:: Data for this task ::
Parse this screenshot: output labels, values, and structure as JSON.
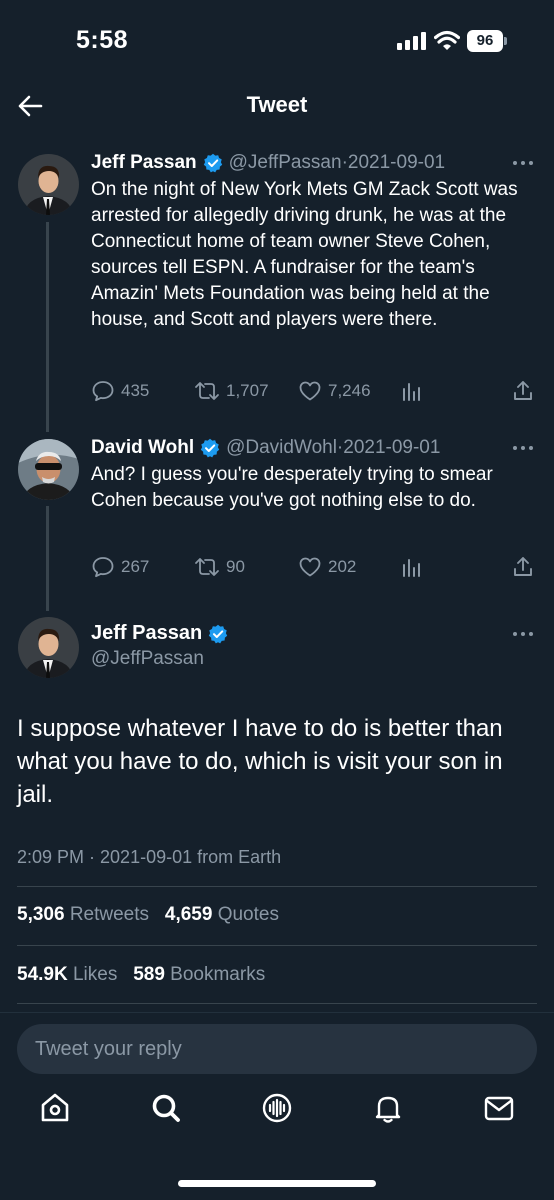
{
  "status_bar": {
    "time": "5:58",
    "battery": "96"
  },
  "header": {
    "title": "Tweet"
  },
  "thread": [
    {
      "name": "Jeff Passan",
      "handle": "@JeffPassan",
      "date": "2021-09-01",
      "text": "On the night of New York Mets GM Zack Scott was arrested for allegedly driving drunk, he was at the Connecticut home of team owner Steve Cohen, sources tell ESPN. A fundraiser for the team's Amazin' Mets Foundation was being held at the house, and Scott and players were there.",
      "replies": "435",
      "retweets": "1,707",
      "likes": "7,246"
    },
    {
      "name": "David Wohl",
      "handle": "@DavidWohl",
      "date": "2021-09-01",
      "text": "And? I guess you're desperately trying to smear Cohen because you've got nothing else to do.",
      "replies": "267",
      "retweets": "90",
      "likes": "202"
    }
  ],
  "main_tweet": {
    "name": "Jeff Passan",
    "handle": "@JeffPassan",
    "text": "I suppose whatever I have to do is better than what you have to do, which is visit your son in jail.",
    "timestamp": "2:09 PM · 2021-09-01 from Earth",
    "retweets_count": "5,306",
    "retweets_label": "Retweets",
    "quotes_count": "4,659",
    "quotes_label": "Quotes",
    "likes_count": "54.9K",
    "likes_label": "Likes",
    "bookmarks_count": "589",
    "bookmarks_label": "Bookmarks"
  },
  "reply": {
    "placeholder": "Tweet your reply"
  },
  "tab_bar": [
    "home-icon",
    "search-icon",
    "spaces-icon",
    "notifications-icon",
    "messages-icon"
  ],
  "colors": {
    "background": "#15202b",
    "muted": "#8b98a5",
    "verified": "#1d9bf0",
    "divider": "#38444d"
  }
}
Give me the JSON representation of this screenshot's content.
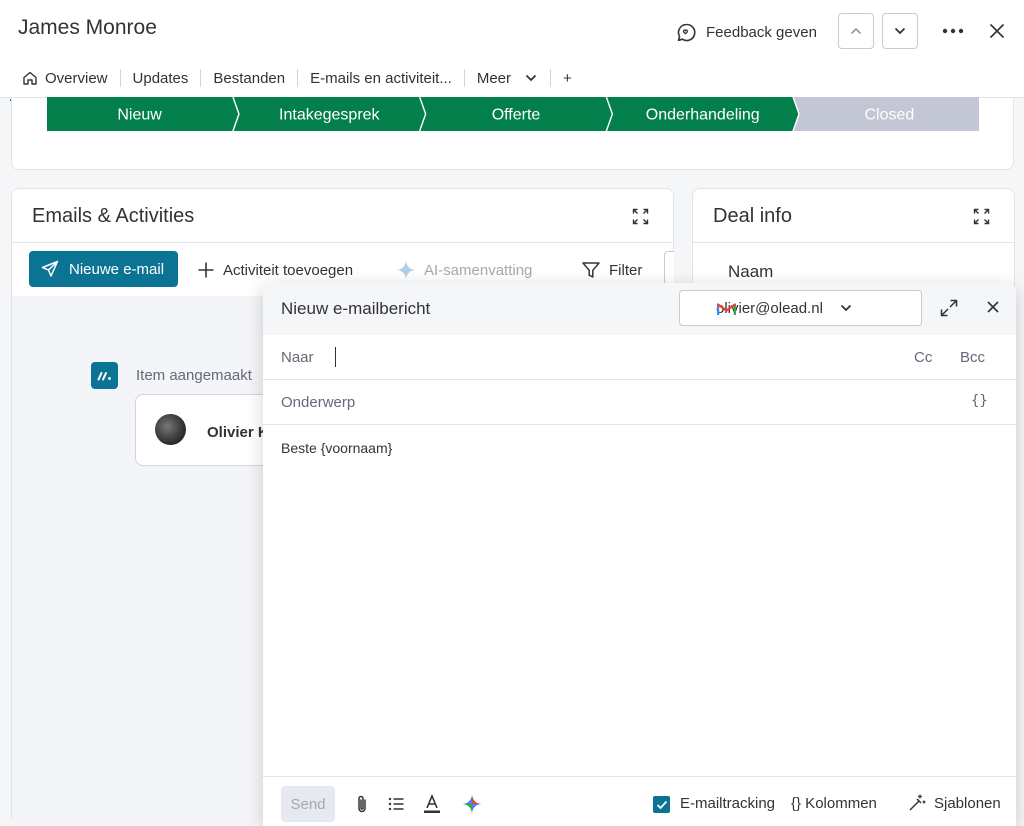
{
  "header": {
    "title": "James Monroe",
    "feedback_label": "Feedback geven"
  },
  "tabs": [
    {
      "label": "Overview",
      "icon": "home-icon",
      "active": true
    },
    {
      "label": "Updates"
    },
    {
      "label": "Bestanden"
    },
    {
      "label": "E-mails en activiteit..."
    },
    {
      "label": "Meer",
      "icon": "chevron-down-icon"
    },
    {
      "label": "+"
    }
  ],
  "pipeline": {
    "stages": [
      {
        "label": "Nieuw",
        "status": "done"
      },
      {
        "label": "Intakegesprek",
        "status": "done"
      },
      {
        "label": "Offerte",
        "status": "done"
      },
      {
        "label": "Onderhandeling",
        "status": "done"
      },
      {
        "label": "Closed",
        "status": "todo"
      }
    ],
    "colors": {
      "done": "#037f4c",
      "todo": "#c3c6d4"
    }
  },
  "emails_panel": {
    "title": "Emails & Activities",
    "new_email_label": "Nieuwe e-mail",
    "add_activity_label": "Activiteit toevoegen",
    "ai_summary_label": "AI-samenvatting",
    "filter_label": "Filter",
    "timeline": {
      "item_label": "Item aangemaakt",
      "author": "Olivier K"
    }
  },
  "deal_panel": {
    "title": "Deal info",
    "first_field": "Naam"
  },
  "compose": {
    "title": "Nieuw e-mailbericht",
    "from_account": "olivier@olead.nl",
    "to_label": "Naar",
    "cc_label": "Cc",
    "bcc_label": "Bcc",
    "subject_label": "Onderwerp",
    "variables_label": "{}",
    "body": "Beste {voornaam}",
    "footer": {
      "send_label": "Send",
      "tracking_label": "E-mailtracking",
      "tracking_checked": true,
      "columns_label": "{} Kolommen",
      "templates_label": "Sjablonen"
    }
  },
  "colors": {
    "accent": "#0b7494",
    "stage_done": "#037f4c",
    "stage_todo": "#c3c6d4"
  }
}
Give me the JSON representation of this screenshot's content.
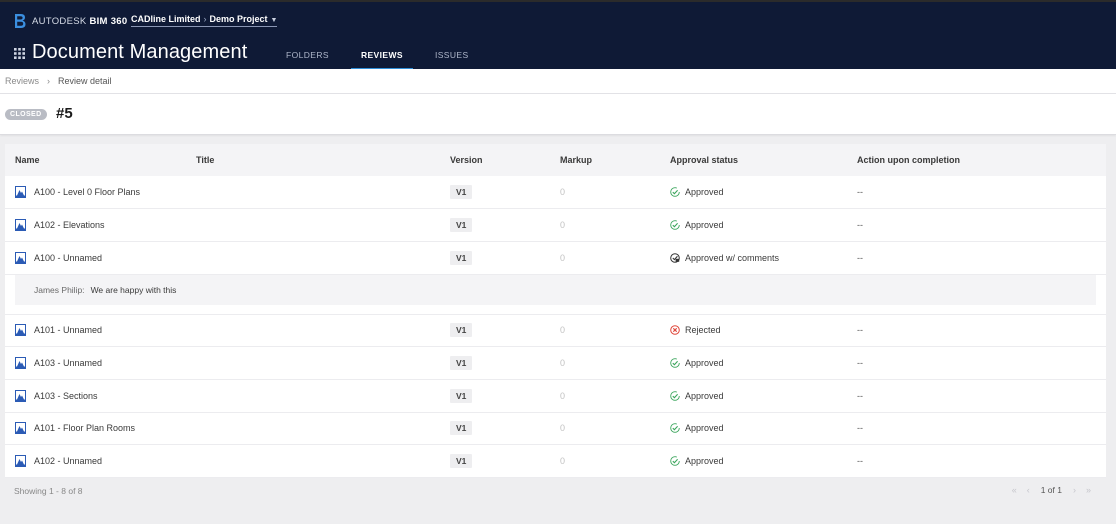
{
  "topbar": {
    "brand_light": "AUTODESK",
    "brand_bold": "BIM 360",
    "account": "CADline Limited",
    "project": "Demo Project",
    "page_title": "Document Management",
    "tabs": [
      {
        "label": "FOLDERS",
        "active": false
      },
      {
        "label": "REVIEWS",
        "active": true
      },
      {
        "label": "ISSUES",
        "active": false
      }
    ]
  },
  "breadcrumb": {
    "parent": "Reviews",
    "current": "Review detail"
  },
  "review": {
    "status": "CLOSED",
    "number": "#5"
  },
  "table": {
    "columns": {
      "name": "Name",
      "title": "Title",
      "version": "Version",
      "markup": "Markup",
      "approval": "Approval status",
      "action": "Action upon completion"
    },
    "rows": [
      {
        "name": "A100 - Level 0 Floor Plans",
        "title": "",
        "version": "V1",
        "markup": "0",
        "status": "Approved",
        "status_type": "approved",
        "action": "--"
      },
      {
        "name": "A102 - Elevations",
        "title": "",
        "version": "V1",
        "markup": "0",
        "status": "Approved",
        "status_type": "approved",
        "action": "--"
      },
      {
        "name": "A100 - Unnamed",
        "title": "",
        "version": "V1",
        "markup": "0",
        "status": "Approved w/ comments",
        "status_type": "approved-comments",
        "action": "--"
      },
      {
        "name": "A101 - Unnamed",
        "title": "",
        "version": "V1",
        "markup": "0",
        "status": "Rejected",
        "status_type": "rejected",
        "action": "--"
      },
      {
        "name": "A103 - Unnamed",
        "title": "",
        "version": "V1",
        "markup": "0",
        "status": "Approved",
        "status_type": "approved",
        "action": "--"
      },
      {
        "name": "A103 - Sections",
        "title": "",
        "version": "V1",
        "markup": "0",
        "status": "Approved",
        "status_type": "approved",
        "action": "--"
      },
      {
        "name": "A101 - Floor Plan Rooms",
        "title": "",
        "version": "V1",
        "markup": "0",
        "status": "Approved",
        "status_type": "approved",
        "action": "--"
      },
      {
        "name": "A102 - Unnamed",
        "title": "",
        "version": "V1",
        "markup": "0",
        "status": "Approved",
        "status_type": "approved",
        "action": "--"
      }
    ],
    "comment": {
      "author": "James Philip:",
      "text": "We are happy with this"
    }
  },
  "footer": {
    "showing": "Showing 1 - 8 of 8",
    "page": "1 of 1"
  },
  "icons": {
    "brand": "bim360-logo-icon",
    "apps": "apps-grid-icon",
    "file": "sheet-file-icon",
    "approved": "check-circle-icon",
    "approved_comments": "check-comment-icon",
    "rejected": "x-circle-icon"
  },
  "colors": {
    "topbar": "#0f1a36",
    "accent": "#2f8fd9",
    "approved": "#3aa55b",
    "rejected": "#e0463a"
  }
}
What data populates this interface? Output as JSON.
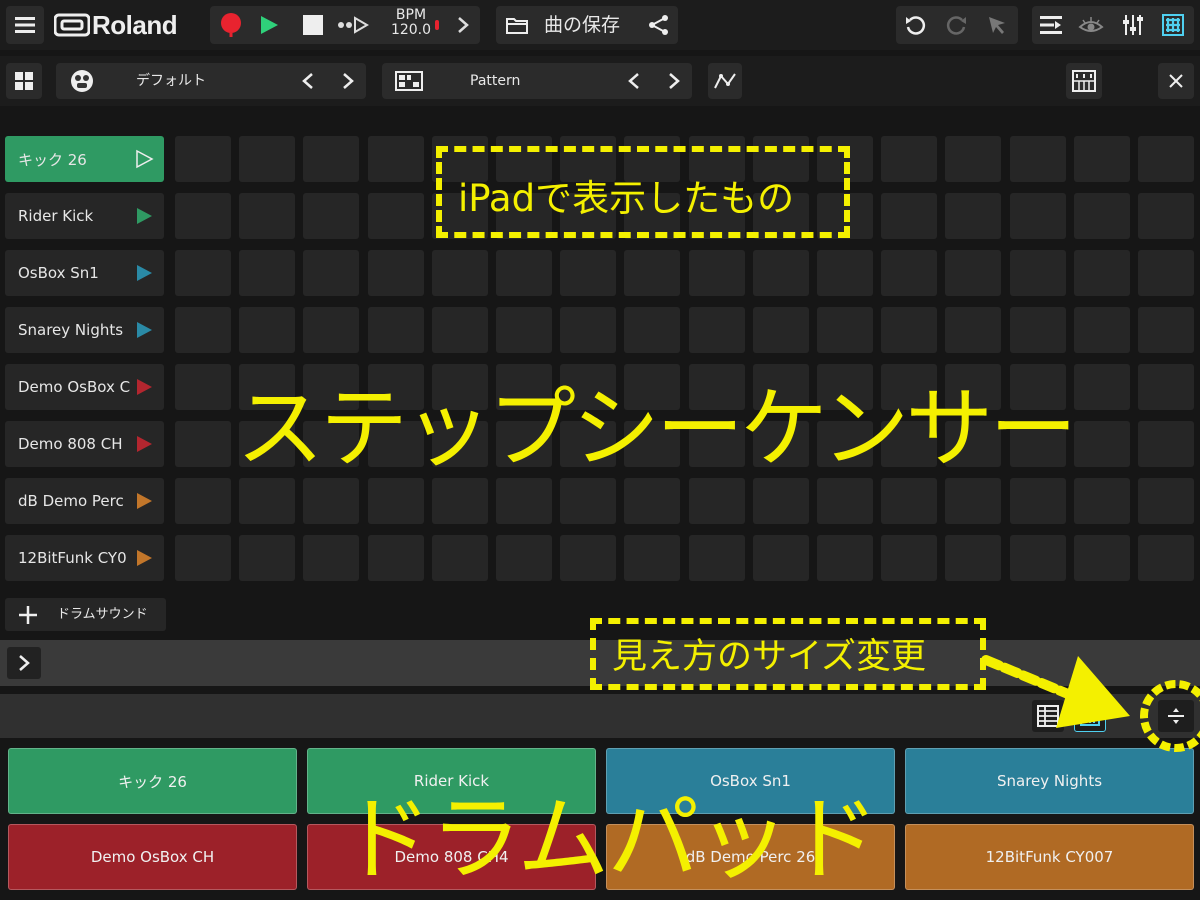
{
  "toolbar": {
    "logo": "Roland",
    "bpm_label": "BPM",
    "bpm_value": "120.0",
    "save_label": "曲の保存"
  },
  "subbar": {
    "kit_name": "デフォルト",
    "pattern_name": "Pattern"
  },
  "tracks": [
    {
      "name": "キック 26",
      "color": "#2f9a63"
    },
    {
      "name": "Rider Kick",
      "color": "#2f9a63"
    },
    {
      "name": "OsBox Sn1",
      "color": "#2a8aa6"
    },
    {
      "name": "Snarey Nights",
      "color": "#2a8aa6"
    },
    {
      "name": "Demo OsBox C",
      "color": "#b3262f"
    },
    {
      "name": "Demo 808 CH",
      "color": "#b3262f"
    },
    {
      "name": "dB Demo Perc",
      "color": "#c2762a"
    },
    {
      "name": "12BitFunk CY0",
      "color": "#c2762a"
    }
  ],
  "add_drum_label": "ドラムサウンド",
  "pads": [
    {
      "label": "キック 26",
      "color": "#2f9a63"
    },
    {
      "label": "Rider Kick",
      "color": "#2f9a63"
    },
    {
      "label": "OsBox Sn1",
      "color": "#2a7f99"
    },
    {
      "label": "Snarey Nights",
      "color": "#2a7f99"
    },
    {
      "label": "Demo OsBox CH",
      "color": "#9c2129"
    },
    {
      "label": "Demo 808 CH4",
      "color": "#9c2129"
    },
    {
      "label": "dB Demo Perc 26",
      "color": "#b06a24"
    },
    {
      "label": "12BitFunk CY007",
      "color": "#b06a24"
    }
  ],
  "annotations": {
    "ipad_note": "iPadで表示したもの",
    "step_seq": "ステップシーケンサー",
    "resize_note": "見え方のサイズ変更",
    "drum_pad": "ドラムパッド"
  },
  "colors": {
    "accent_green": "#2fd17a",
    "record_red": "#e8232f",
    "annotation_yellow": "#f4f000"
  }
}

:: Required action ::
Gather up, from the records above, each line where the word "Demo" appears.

:: Problem solution ::
    "project": "Demo Project",
      "name": "Demo OsBox C",
      "name": "Demo 808 CH",
      "name": "dB Demo Perc",
      "label": "Demo OsBox CH",
      "label": "Demo 808 CH4",
      "label": "dB Demo Perc 26",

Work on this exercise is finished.